BEGIN Dataset records
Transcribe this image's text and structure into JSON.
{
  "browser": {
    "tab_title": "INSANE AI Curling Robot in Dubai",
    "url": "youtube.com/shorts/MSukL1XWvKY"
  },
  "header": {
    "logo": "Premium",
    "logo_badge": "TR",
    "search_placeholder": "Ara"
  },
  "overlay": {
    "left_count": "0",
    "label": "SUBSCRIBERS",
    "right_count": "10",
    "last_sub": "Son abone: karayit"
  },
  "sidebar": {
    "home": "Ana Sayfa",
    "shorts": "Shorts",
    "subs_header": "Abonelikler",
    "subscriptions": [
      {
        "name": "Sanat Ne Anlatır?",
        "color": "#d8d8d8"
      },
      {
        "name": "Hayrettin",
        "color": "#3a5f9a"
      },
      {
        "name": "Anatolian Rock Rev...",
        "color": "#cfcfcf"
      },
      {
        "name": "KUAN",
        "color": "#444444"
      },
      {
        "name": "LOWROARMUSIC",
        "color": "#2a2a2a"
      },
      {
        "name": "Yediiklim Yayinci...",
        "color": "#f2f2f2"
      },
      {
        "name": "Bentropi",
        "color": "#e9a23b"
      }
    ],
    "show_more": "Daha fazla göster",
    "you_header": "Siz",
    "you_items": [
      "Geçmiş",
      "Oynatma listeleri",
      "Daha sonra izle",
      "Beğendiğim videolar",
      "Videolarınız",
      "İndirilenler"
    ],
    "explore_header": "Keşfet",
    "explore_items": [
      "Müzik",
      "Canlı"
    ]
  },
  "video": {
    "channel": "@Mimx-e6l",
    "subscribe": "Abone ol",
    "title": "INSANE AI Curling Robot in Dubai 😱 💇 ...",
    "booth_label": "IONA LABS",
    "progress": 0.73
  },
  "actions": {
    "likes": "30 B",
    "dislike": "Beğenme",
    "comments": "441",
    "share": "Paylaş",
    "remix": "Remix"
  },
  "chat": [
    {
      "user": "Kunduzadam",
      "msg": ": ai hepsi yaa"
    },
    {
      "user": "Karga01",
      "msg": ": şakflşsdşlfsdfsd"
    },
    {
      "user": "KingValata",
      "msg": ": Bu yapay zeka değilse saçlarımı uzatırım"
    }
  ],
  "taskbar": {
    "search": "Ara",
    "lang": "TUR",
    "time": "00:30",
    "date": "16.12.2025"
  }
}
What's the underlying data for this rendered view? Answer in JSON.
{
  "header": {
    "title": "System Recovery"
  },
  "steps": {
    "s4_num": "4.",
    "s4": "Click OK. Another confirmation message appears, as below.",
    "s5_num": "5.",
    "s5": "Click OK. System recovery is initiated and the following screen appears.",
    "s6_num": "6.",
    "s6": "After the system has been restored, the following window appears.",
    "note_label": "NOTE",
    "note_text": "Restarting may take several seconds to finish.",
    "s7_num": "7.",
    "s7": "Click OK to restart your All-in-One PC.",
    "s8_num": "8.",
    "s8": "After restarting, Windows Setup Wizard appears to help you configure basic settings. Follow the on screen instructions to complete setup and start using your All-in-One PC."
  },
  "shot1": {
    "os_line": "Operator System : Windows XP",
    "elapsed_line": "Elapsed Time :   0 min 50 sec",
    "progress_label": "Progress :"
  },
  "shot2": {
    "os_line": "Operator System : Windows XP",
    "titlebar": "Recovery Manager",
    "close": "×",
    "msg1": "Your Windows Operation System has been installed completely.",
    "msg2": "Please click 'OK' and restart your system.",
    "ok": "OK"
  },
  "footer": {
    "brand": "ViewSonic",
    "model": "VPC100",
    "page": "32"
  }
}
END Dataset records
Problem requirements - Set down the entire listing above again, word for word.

Exercise output -
Transcribe this image's text and structure into JSON.
{
  "browser": {
    "tab_title": "INSANE AI Curling Robot in Dubai",
    "url": "youtube.com/shorts/MSukL1XWvKY"
  },
  "header": {
    "logo": "Premium",
    "logo_badge": "TR",
    "search_placeholder": "Ara"
  },
  "overlay": {
    "left_count": "0",
    "label": "SUBSCRIBERS",
    "right_count": "10",
    "last_sub": "Son abone: karayit"
  },
  "sidebar": {
    "home": "Ana Sayfa",
    "shorts": "Shorts",
    "subs_header": "Abonelikler",
    "subscriptions": [
      {
        "name": "Sanat Ne Anlatır?",
        "color": "#d8d8d8"
      },
      {
        "name": "Hayrettin",
        "color": "#3a5f9a"
      },
      {
        "name": "Anatolian Rock Rev...",
        "color": "#cfcfcf"
      },
      {
        "name": "KUAN",
        "color": "#444444"
      },
      {
        "name": "LOWROARMUSIC",
        "color": "#2a2a2a"
      },
      {
        "name": "Yediiklim Yayinci...",
        "color": "#f2f2f2"
      },
      {
        "name": "Bentropi",
        "color": "#e9a23b"
      }
    ],
    "show_more": "Daha fazla göster",
    "you_header": "Siz",
    "you_items": [
      "Geçmiş",
      "Oynatma listeleri",
      "Daha sonra izle",
      "Beğendiğim videolar",
      "Videolarınız",
      "İndirilenler"
    ],
    "explore_header": "Keşfet",
    "explore_items": [
      "Müzik",
      "Canlı"
    ]
  },
  "video": {
    "channel": "@Mimx-e6l",
    "subscribe": "Abone ol",
    "title": "INSANE AI Curling Robot in Dubai 😱 💇 ...",
    "booth_label": "IONA LABS",
    "progress": 0.73
  },
  "actions": {
    "likes": "30 B",
    "dislike": "Beğenme",
    "comments": "441",
    "share": "Paylaş",
    "remix": "Remix"
  },
  "chat": [
    {
      "user": "Kunduzadam",
      "msg": ": ai hepsi yaa"
    },
    {
      "user": "Karga01",
      "msg": ": şakflşsdşlfsdfsd"
    },
    {
      "user": "KingValata",
      "msg": ": Bu yapay zeka değilse saçlarımı uzatırım"
    }
  ],
  "taskbar": {
    "search": "Ara",
    "lang": "TUR",
    "time": "00:30",
    "date": "16.12.2025"
  }
}
What's the underlying data for this rendered view? Answer in JSON.
{
  "header": {
    "title": "System Recovery"
  },
  "steps": {
    "s4_num": "4.",
    "s4": "Click OK. Another confirmation message appears, as below.",
    "s5_num": "5.",
    "s5": "Click OK. System recovery is initiated and the following screen appears.",
    "s6_num": "6.",
    "s6": "After the system has been restored, the following window appears.",
    "note_label": "NOTE",
    "note_text": "Restarting may take several seconds to finish.",
    "s7_num": "7.",
    "s7": "Click OK to restart your All-in-One PC.",
    "s8_num": "8.",
    "s8": "After restarting, Windows Setup Wizard appears to help you configure basic settings. Follow the on screen instructions to complete setup and start using your All-in-One PC."
  },
  "shot1": {
    "os_line": "Operator System : Windows XP",
    "elapsed_line": "Elapsed Time :   0 min 50 sec",
    "progress_label": "Progress :"
  },
  "shot2": {
    "os_line": "Operator System : Windows XP",
    "titlebar": "Recovery Manager",
    "close": "×",
    "msg1": "Your Windows Operation System has been installed completely.",
    "msg2": "Please click 'OK' and restart your system.",
    "ok": "OK"
  },
  "footer": {
    "brand": "ViewSonic",
    "model": "VPC100",
    "page": "32"
  }
}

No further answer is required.